Screentone is a process of setting up tones for your manga, you can do this using actual cut and paste method or lazy people like me, uses their PC for the job.

Pros and cons - actual screentone is bloody expensive in Malaysia and it is difficult to use, and you also risk to cut your original artwork if your knife wasn't sharp enough or you put in too much strength in the process; but once you've got the hang of it, it is actually faster than using software and you can combine with other tools such as overlapping with white ink lines, utilizing different cutting techniques and the friction of your knife with the screentone surface to create different unique effects.

Using software however, is much easier than actual screentone, and it's a one time investment, get yourself a Photoshop and a WACOM tablet and you can use it for your manga as long as your computer's still alive. You have no worries for wrong doing in your work as well because you can always Undo whatever that you don't like. The cons, it is harder for you to create special effects - you need to use the right brushes, you can't draw straight lines with your templates and you'd take much longer time to create your effects.

So it's a little bit of pros and cons from both medium, just choose one that you'd like to use most. For me, I use Photoshop and WACOM tablets and have a jolly good happy day everytime i draw my manga! ^^

Manga Drawing Process: Inking - Part 1

This is an important and (if not handed properly) the most nasty procedure in your manga drawing process. Why? Because there's no turning back in this process, one stroke is one stroke, and if you messed it up there's no "erasing" or "undo" in this stage - you're done for it! Throw the messed up sheet in your hand and REDO EVERYTHING FROM SKETCH! And if you keep messing up like this you'll loose interest in drawing manga VERY soon!

So what is the biggest problem in inking manga? Yea, I know, "my hand's shaking... I can't draw a smooth straight line!"
My advise to handle this problem:

~ change the way you do your inking - sometimes drawing long, smooth line just isn't for you, so change the way you ink your manga, I'll get into this later.

~ relax and concentrate - don't hold your pen too tight, just relax and focus on your drawing.

~ KEEP PRACTICING! - practice makes perfect, but no one's perfect, so why practice? But let's put it like this - if you DON'T practice, you'll get NO WHERE near to be even good. So if you want to make something GOOD out of yourself - KEEP PRACTICING!

Inking Styles:
This is for full colour illustration and heavy screentone manga. Thin, fine lines are used for the inking, and it is drawn evenly throughout the entire picture without putting any stress on any portion of the picture.

This is to allow clear, clean space for colouring and screentone purpose.

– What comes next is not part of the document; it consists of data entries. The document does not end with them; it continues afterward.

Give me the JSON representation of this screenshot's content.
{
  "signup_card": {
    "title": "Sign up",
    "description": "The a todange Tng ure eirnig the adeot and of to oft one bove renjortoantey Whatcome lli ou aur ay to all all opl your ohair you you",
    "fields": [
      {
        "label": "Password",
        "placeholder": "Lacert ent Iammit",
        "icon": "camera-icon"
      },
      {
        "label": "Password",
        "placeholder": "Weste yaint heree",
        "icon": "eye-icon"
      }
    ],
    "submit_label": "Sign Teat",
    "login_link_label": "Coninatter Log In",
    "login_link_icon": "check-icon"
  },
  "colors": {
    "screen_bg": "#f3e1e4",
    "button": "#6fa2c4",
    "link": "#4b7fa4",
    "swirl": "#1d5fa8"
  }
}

If you had noticed the difference with the previous style already, this picture were illustrated with different weight of strokes throughout the entire artwork. The heavy strokes were used to represent the shadow of the area, hence it gives your artwork more sense of volume and dimension.

This inking style prepares the artwork for heavy screentoning, one of the mangaka that uses this style for heavy screentone was Fujisawa Tooru sensei, the creator of Great Teacher Onizuka.
Otherwise, it is used for hatching purposes.

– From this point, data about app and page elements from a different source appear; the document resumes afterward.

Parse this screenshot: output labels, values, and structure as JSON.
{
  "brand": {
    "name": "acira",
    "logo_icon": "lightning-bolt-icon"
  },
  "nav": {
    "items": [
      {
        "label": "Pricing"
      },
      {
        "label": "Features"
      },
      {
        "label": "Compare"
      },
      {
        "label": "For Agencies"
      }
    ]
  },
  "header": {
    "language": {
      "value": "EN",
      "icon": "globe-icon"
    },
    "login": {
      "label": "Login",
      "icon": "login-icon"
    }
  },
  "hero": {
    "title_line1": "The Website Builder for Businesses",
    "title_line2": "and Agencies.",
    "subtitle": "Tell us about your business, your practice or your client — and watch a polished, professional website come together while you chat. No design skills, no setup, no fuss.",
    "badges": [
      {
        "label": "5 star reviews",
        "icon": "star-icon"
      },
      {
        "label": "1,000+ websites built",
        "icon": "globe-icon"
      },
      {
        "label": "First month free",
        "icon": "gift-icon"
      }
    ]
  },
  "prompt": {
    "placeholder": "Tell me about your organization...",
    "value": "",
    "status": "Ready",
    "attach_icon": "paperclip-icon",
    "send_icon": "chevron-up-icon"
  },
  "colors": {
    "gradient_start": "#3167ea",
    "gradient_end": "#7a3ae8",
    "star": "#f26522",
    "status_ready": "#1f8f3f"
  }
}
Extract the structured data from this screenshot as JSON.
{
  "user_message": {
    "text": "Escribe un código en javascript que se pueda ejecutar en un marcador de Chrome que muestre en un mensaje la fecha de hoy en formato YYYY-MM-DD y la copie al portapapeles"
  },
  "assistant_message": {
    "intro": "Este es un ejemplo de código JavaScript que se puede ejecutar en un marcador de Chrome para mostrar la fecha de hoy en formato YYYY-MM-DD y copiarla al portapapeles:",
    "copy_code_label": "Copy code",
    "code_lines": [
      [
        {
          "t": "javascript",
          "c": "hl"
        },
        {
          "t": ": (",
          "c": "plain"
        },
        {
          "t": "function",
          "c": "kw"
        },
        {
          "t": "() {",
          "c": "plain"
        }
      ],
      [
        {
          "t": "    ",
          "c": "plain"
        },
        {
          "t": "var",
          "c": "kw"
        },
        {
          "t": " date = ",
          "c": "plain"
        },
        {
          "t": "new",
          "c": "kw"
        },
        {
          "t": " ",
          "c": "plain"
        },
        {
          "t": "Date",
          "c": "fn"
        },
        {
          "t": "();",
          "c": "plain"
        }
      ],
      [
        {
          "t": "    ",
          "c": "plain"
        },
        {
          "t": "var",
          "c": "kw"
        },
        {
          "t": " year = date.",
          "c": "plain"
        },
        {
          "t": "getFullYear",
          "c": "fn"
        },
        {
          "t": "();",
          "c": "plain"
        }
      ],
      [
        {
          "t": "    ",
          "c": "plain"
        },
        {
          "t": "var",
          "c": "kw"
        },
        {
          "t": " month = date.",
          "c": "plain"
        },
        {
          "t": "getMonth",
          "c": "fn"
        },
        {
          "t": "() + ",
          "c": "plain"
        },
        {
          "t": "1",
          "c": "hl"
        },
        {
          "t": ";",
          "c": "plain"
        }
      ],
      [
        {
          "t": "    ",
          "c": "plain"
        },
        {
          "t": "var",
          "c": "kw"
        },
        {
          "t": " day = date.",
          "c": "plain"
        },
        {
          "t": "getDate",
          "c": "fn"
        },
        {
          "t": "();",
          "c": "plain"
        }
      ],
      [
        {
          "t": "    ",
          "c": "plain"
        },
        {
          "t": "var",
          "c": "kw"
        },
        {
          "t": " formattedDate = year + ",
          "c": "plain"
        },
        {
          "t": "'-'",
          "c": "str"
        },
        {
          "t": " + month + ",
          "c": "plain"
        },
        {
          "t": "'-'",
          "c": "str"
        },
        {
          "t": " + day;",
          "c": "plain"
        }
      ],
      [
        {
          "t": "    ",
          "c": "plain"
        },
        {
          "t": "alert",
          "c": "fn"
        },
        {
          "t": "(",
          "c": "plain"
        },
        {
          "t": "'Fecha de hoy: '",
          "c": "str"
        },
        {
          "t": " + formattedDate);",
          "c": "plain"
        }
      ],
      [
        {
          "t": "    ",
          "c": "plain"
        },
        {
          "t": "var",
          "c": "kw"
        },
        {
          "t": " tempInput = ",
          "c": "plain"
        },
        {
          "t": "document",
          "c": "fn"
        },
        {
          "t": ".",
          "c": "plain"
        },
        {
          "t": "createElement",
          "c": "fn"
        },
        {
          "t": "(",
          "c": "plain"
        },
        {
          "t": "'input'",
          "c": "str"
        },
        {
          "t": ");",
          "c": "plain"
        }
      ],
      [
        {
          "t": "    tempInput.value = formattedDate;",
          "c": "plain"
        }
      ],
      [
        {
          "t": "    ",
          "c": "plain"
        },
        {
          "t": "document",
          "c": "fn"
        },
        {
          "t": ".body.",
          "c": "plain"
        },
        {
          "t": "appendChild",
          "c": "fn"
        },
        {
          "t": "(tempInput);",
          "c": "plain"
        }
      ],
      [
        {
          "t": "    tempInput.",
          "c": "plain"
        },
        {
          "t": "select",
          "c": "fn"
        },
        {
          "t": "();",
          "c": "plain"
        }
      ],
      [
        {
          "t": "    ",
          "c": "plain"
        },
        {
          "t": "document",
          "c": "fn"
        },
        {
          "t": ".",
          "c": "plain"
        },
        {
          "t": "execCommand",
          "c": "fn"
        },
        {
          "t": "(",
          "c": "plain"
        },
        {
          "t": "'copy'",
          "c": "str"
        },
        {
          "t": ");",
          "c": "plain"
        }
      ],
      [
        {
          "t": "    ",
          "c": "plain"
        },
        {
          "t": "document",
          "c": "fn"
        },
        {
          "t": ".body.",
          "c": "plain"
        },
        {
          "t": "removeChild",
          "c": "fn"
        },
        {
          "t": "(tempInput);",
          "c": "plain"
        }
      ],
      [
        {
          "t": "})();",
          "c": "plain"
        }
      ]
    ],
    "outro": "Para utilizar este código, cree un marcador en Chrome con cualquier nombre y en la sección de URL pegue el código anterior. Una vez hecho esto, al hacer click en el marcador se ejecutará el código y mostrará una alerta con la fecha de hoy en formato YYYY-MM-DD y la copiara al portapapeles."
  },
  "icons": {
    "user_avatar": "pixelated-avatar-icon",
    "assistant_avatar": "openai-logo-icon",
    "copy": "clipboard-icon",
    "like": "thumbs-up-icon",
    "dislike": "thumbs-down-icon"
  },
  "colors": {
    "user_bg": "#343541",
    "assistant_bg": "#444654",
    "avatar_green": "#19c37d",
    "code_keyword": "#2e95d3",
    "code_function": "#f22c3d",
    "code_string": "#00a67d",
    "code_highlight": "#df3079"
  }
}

The third style introduced here utilizing only pen techniques for toning, it's known as hatching or cross-hatching where the mangaka uses different weight and style of strokes, crossing them together to represent the tones of the artwork. First, the artwork is prepared with the second style as mentioned above, then cross-hatching the darker area for tones. Or you can just cross-hatch everything from the beginning, it still produces the same thing if not more artistic manga!

For references, try Vagabond, a manga by Inoue Takehiko sensei, who's also the creater of Slam Dunk.